First trimester freak out: Why antenatal education needs to begin at the start of pregnancy
Updated: Feb 28, 2019
So you've recently found out you are expecting and are feeling a bit nervous, and totally unsure of what choices you need to make at this stage of pregnancy. You have a million questions, like "How do I choose a midwife?" "What about an obstetrician, do I need one of them too?" "Should I confide in my sister-in-law or keep this news to myself for a bit longer?" Maybe some great evidence-based information would help allay your concerns. There's just one major problem... It’s common practice in New Zealand to put off attending antenatal classes until the very end of pregnancy. In fact, many families wait so long they end up missing some of the sessions because their baby has been born, or the entire course in the case of baby arriving prematurely. So why do families do this? And is this approach riddled with faults?
The first problem is that expectant families are actually told to do this. The New Zealand Ministry of Health recommends pregnant women attend antenatal classes after 30 weeks of pregnancy. If your chosen classes are funded by an organisation, they may not provide funding for you if you are at an earlier stage of pregnancy and therefore your request to attend earlier may be denied.
Secondly, if you are enrolled in antenatal classes whose education is based on a medicalised approach to labour and birth, you aren’t going to need the information earlier anyway. If you are planning to approach your birth like prepping for a medical procedure, you’ll want that information to be as fresh in your mind as possible. In contrast to this approach, we believe women don’t need to be taught “how to give birth”. They are born with that knowledge as part of their womanly intuition. Therefore antenatal education should be about empowering mothers-to-be to trust their body knowledge, and equipping fathers-to-be with practical skills which support this. For more information on why a solely biomedical approach to labour sets up families for a traumatic birth experience check out our free video below:
Thirdly, New Zealand culture has adopted attending antenatal classes in the last part of pregnancy as a right of passage. It has become an expected milestone of pregnancy, much like the baby shower. Sadly, instead of feeling empowered, many parents report feeling more afraid of birth after attending and some may even quit after their first session.

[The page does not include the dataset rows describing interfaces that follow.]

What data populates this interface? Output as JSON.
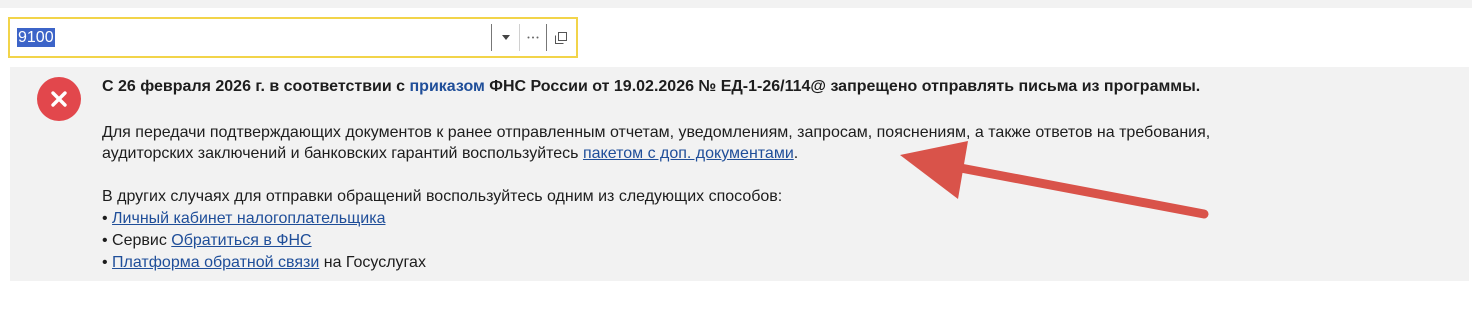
{
  "field": {
    "value": "9100",
    "dropdown_icon": "triangle-down-icon",
    "select_icon": "ellipsis-icon",
    "open_icon": "open-window-icon",
    "border_color": "#f2d44a",
    "selection_color": "#3c64c8"
  },
  "message": {
    "icon": "error-x-icon",
    "icon_color": "#e2474c",
    "headline": {
      "before": "С 26 февраля 2026 г. в соответствии с ",
      "link": "приказом",
      "after": " ФНС России от 19.02.2026 № ЕД-1-26/114@ запрещено отправлять письма из программы."
    },
    "para1": {
      "line1": "Для передачи подтверждающих документов к ранее отправленным отчетам, уведомлениям, запросам, пояснениям, а также ответов на требования,",
      "line2_before": "аудиторских заключений и банковских гарантий воспользуйтесь ",
      "line2_link": "пакетом с доп. документами",
      "line2_after": "."
    },
    "para2": {
      "intro": "В других случаях для отправки обращений воспользуйтесь одним из следующих способов:",
      "items": [
        {
          "bullet": "• ",
          "prefix": "",
          "link": "Личный кабинет налогоплательщика",
          "suffix": ""
        },
        {
          "bullet": "• ",
          "prefix": "Сервис ",
          "link": "Обратиться в ФНС",
          "suffix": ""
        },
        {
          "bullet": "• ",
          "prefix": "",
          "link": "Платформа обратной связи",
          "suffix": " на Госуслугах"
        }
      ]
    },
    "link_color": "#1f4e99"
  },
  "annotation": {
    "arrow_color": "#d9534a"
  }
}
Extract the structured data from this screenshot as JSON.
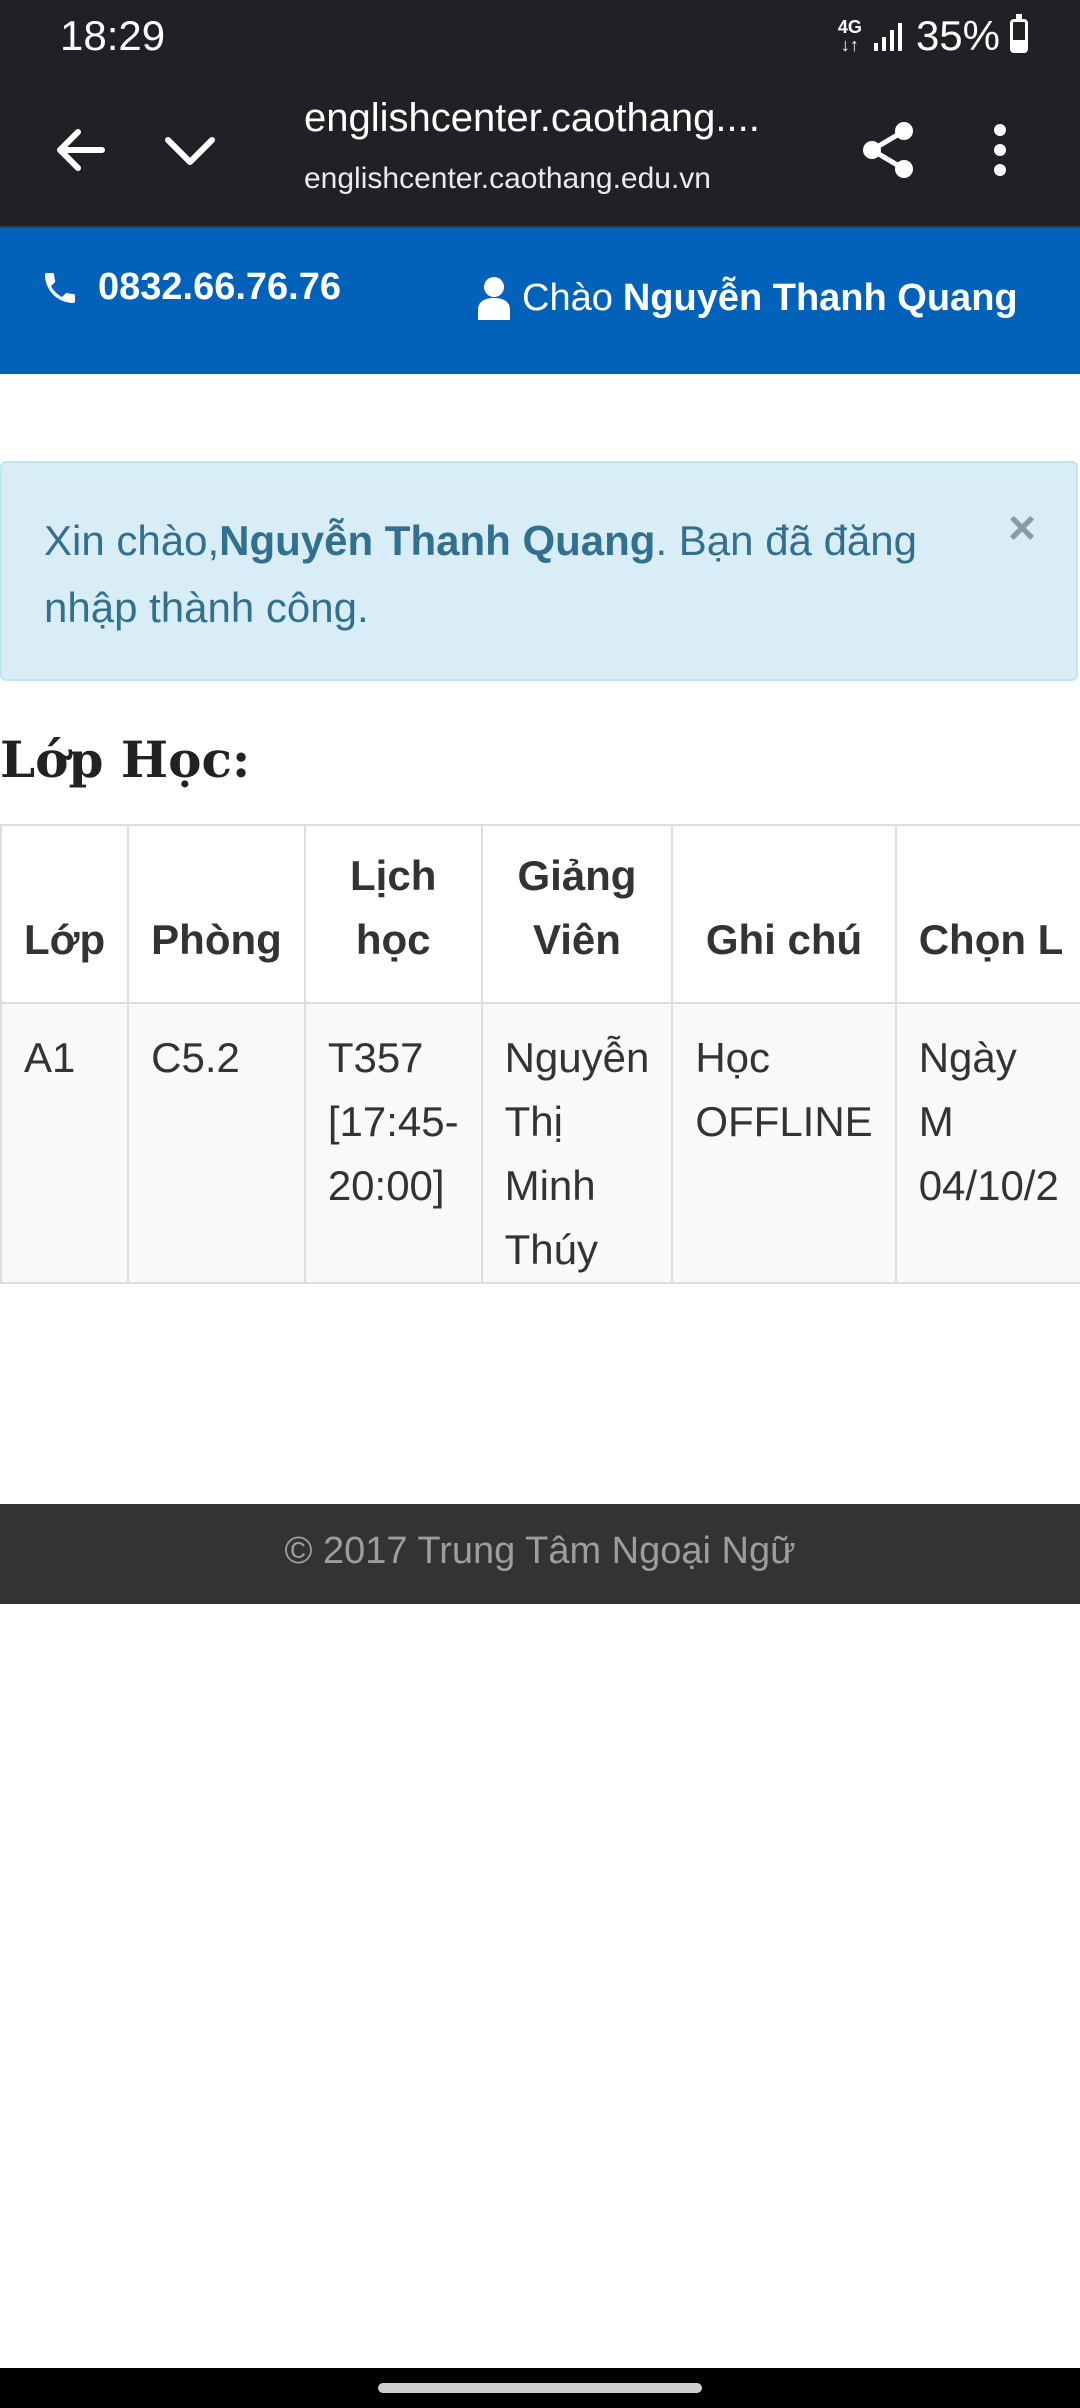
{
  "status_bar": {
    "time": "18:29",
    "network": "4G",
    "battery_percent": "35%",
    "battery_level": 0.35
  },
  "browser": {
    "page_title": "englishcenter.caothang....",
    "domain": "englishcenter.caothang.edu.vn",
    "icons": [
      "back-arrow-icon",
      "chevron-down-icon",
      "share-icon",
      "more-vert-icon"
    ]
  },
  "header": {
    "phone": "0832.66.76.76",
    "greeting": "Chào",
    "user_name": "Nguyễn Thanh Quang",
    "bg_color": "#0262b9"
  },
  "alert": {
    "prefix": "Xin chào,",
    "name": "Nguyễn Thanh Quang",
    "suffix": ". Bạn đã đăng nhập thành công.",
    "close": "×"
  },
  "section": {
    "heading": "Lớp Học:"
  },
  "table": {
    "headers": [
      "Lớp",
      "Phòng",
      "Lịch học",
      "Giảng Viên",
      "Ghi chú",
      "Chọn L"
    ],
    "rows": [
      [
        "A1",
        "C5.2",
        "T357 [17:45-20:00]",
        "Nguyễn Thị Minh Thúy",
        "Học OFFLINE",
        "Ngày M 04/10/2"
      ]
    ]
  },
  "footer": {
    "text": "© 2017 Trung Tâm Ngoại Ngữ"
  }
}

Here at The Birthing Room we don’t believe in doing something just because it's the way it has always been done. So we've given the traditional 6 week late pregnancy course the flick, and gone back to the beginning. Research shows the first trimester of pregnancy is a time of both joy and worry for expectant parents. To add to those concerns, the dominant context for pregnant women in Western culture is medical technologies such as ultrasound and screening. Therefore families require evidence-based information about their rights to make informed decisions right from the get-go, not when their birth is imminent and their pregnancy is pretty much over and done with. We've found women also tend to have less support at the beginning of their pregnancy because of the common misconception that they need to wait to share their news in case they lose their baby. With their supportive circle lacking, the internet has become a common place of information searching regardless of whether the information found is actually accurate or true.
We’ve embarked on a journey to resolve these issues and rewrite the pregnancy experience in New Zealand. The Birthing Room now provides evidence-based antenatal classes right from your first trimester, so you can start on your empowered pregnancy, birth and parenting journey right from… well, the start! And best of all, it’s free! Once your first trimester is complete you can continue your pathway of empowered education with our Second and Third Trimester, and Birth-3 Months Courses. So what are you waiting for? Click on the link below for evidence-based information that will help your family have a positive first trimester experience.
Lou, S., Frumer, M., Schlütter, M. M., Petersen, O. B., Vogel, I., & Nielsen, C. P. (2017). Experiences and expectations in the first trimester of pregnancy: a qualitative study. Health expectations : an international journal of public participation in health care and health policy, 20(6), 1320-1329. 10.1111/hex.12572
Ministry of Health. (2017). Learning about pregnancy, birth and parenting. Retrieved from https://www.health.govt.nz/your-health/pregnancy-and-kids/services-and-support-during-pregnancy/learning-about-pregnancy-birth-and-parenting
Ebeigbe, P. N., & Igberase, G. O. (2010). Reasons given by pregnant women for late initiation of antenatal care in the Niger Delta, Nigeria. Ghana medical journal, 44(2), 47-51.